We ended up walking home together (it turned out she lives quite close to me) and had a very interesting conversation about her yoga experiences at other places which involved a lot of farting.  Apparently it can be the norm to just let it rip in the silence of a yoga class and I find that hilarious. Granted, the fear of needing to fart is a near and present danger with me regularly, so I felt comforted to know that if I ever lost mastery over my wind tunnel, I wouldn’t be setting a new precedent.

Basically each class sees us learning some parts of the primary series and at the end we have about 10 minutes of meditation time. The class goes for 1 ¼ hrs and by the end of it, I’m glad for the chance to lay down and close my eyes. I’m glad I had had some exposure to yoga before in the few body balance classes I had attended because we pretty much plunged into it and were soon working up a sweat doing a million sun salutes and poses that my body can’t even think about getting in to.

And just for the record, I can’t even really do a proper sun salute because I have to have my knees super bent in order to get my hands down on the floor. I’m sure it looks very ungainly and not at all flowing and yoga-ish.I find just about all the poses very challenging. The instructor shows us modifications for noobs, which is helpful but even then I’m huffing and puffing my way through the class.

I started going to some yoga classes at the gym to supplement the beginner’s class and it is really interesting to see the difference in styles and instructors. Yesterday I went to a new class and it takes the cake for weirdest yoga class I’ve ever been to.

Usually I need to see the poses modelled by the instructor because if someone says to me:

“Bend up your right leg and put your toes on the ground then reach out with your left hand towards your toes and then reach out with your right hand and turn it palm up and wrap it around the right leg and bend the left arm and reach it around to grab the right hand in a finger lock and then lean forward and BREATHE!”

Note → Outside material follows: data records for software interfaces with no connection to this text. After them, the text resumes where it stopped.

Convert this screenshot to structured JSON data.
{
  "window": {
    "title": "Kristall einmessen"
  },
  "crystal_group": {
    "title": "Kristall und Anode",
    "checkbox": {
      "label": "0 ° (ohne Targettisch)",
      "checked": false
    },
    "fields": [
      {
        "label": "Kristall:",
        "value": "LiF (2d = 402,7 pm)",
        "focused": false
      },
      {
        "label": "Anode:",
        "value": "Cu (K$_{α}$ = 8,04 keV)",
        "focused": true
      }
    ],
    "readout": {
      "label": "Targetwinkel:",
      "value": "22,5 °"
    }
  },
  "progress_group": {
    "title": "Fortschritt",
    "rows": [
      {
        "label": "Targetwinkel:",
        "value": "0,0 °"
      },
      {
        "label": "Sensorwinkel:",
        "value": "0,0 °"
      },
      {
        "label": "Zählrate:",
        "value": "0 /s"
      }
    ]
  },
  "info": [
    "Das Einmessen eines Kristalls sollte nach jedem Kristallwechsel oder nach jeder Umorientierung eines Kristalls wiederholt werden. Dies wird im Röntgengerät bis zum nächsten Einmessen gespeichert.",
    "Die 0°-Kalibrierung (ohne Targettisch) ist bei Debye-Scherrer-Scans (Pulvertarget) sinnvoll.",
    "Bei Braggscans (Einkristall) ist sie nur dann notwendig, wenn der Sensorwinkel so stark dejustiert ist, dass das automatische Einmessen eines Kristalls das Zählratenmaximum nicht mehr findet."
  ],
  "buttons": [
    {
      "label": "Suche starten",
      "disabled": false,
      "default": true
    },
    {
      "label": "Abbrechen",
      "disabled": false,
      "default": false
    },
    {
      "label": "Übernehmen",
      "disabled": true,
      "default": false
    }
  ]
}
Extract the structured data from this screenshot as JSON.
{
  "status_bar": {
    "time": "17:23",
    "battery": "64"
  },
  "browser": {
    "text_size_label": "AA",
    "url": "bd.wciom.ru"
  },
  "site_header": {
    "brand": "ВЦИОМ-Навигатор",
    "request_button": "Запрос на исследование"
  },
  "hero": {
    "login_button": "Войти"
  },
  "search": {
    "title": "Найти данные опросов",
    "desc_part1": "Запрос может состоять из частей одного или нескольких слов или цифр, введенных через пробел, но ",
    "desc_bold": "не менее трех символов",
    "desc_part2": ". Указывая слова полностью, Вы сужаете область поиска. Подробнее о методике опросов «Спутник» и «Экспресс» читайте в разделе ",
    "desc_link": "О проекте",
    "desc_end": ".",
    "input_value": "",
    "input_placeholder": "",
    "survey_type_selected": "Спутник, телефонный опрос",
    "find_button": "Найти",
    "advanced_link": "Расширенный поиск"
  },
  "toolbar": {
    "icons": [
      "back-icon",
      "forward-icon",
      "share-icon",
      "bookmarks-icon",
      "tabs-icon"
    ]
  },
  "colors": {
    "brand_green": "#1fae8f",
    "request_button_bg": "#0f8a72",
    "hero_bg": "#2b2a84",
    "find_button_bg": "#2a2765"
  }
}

I’ve got no fucking idea what they are talking about. But that is exactly what this instructor did. He prowled up and down the class with his hands clasped behind his back like a prison warden, spouting instructions for an hour and a half without modelling a single pose and I spent most of my time trying to remember which was my right leg and which was my left (I got it wrong on three separate occasions…)

The class culminated in inversions, which luckily I’d had a couple of attempts doing at the beginner’s class – just shoulder stands- but in that class they were walking up the walls and doing handstands and all sorts of stuff not suitable for an inflexible noob like me. It was funny because there was one point when several of the other people in the class were doing their handstands and I made eye contact with the girl next to me and we just sort of shook our heads at each other in a ‘Yeah, yeah, nah’ moment. Funnily enough, the class was packed and everyone seemed au fait with it all.

Anyway, it’s all been an eye-opening experience – from the actual physical toughness of it to the mantra that begins and ends each class of Ashtanga. When my instructor begins with “Oohm Vande Gurunam Charanaravinde” (Om I bow to the lotus feet of the Supreme Guru) it reverberates throughout the room and is pretty magical.The first time I heard it, I felt the hairs on my arms rise. I’ve been doing 2-3 classes a week of yoga for over a month now (as well as my other cardio and core classes) and while I can’t report any amazing changes in my flexibility, I feel like I can hold some of the poses a little deeper than I could before. I’ve got one beginner’s class left and then I’m wondering what to do. Should I continue the adventures of a yoga noob, or should I move on to something else?